**Given data:**
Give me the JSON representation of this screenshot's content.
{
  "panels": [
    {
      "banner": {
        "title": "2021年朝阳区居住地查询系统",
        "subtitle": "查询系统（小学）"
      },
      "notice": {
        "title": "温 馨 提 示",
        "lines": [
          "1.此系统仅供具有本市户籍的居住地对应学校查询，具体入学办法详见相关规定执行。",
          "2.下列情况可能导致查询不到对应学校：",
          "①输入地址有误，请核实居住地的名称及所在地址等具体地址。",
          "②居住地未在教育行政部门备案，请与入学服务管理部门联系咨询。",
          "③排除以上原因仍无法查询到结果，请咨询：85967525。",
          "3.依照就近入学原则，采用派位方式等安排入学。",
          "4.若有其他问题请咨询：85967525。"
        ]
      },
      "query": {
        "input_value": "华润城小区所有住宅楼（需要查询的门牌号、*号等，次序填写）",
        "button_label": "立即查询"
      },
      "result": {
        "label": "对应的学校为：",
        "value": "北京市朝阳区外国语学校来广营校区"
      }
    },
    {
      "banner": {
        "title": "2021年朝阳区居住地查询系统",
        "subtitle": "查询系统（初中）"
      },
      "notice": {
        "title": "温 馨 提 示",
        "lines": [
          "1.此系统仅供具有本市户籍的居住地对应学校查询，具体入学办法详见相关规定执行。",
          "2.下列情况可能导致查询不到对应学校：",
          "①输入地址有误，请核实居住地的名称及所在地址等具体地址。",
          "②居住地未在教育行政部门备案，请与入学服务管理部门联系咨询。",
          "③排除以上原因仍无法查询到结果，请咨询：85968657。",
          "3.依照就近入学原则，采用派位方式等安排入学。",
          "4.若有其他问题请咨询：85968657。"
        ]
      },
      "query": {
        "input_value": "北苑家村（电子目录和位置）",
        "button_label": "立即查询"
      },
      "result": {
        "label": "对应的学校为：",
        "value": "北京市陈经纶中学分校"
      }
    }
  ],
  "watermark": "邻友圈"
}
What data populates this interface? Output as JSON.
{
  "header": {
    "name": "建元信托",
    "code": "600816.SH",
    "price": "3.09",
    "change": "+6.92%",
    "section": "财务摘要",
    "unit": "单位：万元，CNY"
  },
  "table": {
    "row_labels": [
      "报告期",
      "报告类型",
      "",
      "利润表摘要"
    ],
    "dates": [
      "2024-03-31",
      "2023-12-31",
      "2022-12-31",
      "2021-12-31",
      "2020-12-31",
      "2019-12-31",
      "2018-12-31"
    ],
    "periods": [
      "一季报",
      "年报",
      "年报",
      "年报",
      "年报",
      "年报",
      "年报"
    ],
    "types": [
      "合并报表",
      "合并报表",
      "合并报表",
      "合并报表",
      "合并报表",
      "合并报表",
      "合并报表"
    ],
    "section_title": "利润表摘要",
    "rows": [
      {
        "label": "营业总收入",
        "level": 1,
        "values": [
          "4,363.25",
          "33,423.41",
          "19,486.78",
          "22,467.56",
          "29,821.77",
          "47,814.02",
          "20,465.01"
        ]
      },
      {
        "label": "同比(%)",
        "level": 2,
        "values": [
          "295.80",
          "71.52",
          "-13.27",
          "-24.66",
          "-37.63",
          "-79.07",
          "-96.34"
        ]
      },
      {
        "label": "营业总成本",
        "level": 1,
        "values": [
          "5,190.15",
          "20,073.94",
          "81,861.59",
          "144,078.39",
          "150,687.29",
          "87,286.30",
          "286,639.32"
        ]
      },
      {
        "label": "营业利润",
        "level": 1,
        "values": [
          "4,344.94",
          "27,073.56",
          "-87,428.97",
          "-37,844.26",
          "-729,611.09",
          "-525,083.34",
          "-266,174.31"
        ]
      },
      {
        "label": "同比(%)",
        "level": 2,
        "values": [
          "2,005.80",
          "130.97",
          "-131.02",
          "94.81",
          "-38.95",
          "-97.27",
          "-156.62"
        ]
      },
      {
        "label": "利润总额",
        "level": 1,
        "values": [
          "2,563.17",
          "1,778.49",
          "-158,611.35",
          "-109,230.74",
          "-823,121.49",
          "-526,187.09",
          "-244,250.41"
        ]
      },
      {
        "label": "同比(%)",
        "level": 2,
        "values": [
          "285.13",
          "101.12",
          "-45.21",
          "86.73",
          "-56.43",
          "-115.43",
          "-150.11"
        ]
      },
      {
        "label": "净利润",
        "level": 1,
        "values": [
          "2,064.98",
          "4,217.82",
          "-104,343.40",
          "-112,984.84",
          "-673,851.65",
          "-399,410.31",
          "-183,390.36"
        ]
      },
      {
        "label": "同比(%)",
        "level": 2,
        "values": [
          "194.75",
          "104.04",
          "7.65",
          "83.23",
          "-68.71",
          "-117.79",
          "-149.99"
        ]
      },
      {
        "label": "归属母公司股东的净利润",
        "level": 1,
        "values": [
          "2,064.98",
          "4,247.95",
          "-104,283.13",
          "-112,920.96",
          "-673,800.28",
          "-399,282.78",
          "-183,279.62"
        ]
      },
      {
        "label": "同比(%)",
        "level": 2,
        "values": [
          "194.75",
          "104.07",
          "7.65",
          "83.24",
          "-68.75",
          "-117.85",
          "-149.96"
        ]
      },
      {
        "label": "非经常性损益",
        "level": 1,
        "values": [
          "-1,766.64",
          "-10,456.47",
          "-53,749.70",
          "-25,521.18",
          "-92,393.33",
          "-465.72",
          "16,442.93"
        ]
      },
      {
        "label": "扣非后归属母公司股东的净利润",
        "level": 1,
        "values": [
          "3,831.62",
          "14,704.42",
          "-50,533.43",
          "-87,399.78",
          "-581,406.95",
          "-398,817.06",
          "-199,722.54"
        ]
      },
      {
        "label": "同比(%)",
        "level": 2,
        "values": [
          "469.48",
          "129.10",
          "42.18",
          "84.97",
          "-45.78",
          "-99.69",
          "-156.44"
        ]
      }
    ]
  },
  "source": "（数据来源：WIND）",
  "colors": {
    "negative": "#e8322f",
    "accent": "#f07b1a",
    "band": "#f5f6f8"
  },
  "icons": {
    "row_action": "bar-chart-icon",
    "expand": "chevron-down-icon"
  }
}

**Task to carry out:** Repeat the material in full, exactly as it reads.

**Result for this task:**
Give me the JSON representation of this screenshot's content.
{
  "panels": [
    {
      "banner": {
        "title": "2021年朝阳区居住地查询系统",
        "subtitle": "查询系统（小学）"
      },
      "notice": {
        "title": "温 馨 提 示",
        "lines": [
          "1.此系统仅供具有本市户籍的居住地对应学校查询，具体入学办法详见相关规定执行。",
          "2.下列情况可能导致查询不到对应学校：",
          "①输入地址有误，请核实居住地的名称及所在地址等具体地址。",
          "②居住地未在教育行政部门备案，请与入学服务管理部门联系咨询。",
          "③排除以上原因仍无法查询到结果，请咨询：85967525。",
          "3.依照就近入学原则，采用派位方式等安排入学。",
          "4.若有其他问题请咨询：85967525。"
        ]
      },
      "query": {
        "input_value": "华润城小区所有住宅楼（需要查询的门牌号、*号等，次序填写）",
        "button_label": "立即查询"
      },
      "result": {
        "label": "对应的学校为：",
        "value": "北京市朝阳区外国语学校来广营校区"
      }
    },
    {
      "banner": {
        "title": "2021年朝阳区居住地查询系统",
        "subtitle": "查询系统（初中）"
      },
      "notice": {
        "title": "温 馨 提 示",
        "lines": [
          "1.此系统仅供具有本市户籍的居住地对应学校查询，具体入学办法详见相关规定执行。",
          "2.下列情况可能导致查询不到对应学校：",
          "①输入地址有误，请核实居住地的名称及所在地址等具体地址。",
          "②居住地未在教育行政部门备案，请与入学服务管理部门联系咨询。",
          "③排除以上原因仍无法查询到结果，请咨询：85968657。",
          "3.依照就近入学原则，采用派位方式等安排入学。",
          "4.若有其他问题请咨询：85968657。"
        ]
      },
      "query": {
        "input_value": "北苑家村（电子目录和位置）",
        "button_label": "立即查询"
      },
      "result": {
        "label": "对应的学校为：",
        "value": "北京市陈经纶中学分校"
      }
    }
  ],
  "watermark": "邻友圈"
}
What data populates this interface? Output as JSON.
{
  "header": {
    "name": "建元信托",
    "code": "600816.SH",
    "price": "3.09",
    "change": "+6.92%",
    "section": "财务摘要",
    "unit": "单位：万元，CNY"
  },
  "table": {
    "row_labels": [
      "报告期",
      "报告类型",
      "",
      "利润表摘要"
    ],
    "dates": [
      "2024-03-31",
      "2023-12-31",
      "2022-12-31",
      "2021-12-31",
      "2020-12-31",
      "2019-12-31",
      "2018-12-31"
    ],
    "periods": [
      "一季报",
      "年报",
      "年报",
      "年报",
      "年报",
      "年报",
      "年报"
    ],
    "types": [
      "合并报表",
      "合并报表",
      "合并报表",
      "合并报表",
      "合并报表",
      "合并报表",
      "合并报表"
    ],
    "section_title": "利润表摘要",
    "rows": [
      {
        "label": "营业总收入",
        "level": 1,
        "values": [
          "4,363.25",
          "33,423.41",
          "19,486.78",
          "22,467.56",
          "29,821.77",
          "47,814.02",
          "20,465.01"
        ]
      },
      {
        "label": "同比(%)",
        "level": 2,
        "values": [
          "295.80",
          "71.52",
          "-13.27",
          "-24.66",
          "-37.63",
          "-79.07",
          "-96.34"
        ]
      },
      {
        "label": "营业总成本",
        "level": 1,
        "values": [
          "5,190.15",
          "20,073.94",
          "81,861.59",
          "144,078.39",
          "150,687.29",
          "87,286.30",
          "286,639.32"
        ]
      },
      {
        "label": "营业利润",
        "level": 1,
        "values": [
          "4,344.94",
          "27,073.56",
          "-87,428.97",
          "-37,844.26",
          "-729,611.09",
          "-525,083.34",
          "-266,174.31"
        ]
      },
      {
        "label": "同比(%)",
        "level": 2,
        "values": [
          "2,005.80",
          "130.97",
          "-131.02",
          "94.81",
          "-38.95",
          "-97.27",
          "-156.62"
        ]
      },
      {
        "label": "利润总额",
        "level": 1,
        "values": [
          "2,563.17",
          "1,778.49",
          "-158,611.35",
          "-109,230.74",
          "-823,121.49",
          "-526,187.09",
          "-244,250.41"
        ]
      },
      {
        "label": "同比(%)",
        "level": 2,
        "values": [
          "285.13",
          "101.12",
          "-45.21",
          "86.73",
          "-56.43",
          "-115.43",
          "-150.11"
        ]
      },
      {
        "label": "净利润",
        "level": 1,
        "values": [
          "2,064.98",
          "4,217.82",
          "-104,343.40",
          "-112,984.84",
          "-673,851.65",
          "-399,410.31",
          "-183,390.36"
        ]
      },
      {
        "label": "同比(%)",
        "level": 2,
        "values": [
          "194.75",
          "104.04",
          "7.65",
          "83.23",
          "-68.71",
          "-117.79",
          "-149.99"
        ]
      },
      {
        "label": "归属母公司股东的净利润",
        "level": 1,
        "values": [
          "2,064.98",
          "4,247.95",
          "-104,283.13",
          "-112,920.96",
          "-673,800.28",
          "-399,282.78",
          "-183,279.62"
        ]
      },
      {
        "label": "同比(%)",
        "level": 2,
        "values": [
          "194.75",
          "104.07",
          "7.65",
          "83.24",
          "-68.75",
          "-117.85",
          "-149.96"
        ]
      },
      {
        "label": "非经常性损益",
        "level": 1,
        "values": [
          "-1,766.64",
          "-10,456.47",
          "-53,749.70",
          "-25,521.18",
          "-92,393.33",
          "-465.72",
          "16,442.93"
        ]
      },
      {
        "label": "扣非后归属母公司股东的净利润",
        "level": 1,
        "values": [
          "3,831.62",
          "14,704.42",
          "-50,533.43",
          "-87,399.78",
          "-581,406.95",
          "-398,817.06",
          "-199,722.54"
        ]
      },
      {
        "label": "同比(%)",
        "level": 2,
        "values": [
          "469.48",
          "129.10",
          "42.18",
          "84.97",
          "-45.78",
          "-99.69",
          "-156.44"
        ]
      }
    ]
  },
  "source": "（数据来源：WIND）",
  "colors": {
    "negative": "#e8322f",
    "accent": "#f07b1a",
    "band": "#f5f6f8"
  },
  "icons": {
    "row_action": "bar-chart-icon",
    "expand": "chevron-down-icon"
  }
}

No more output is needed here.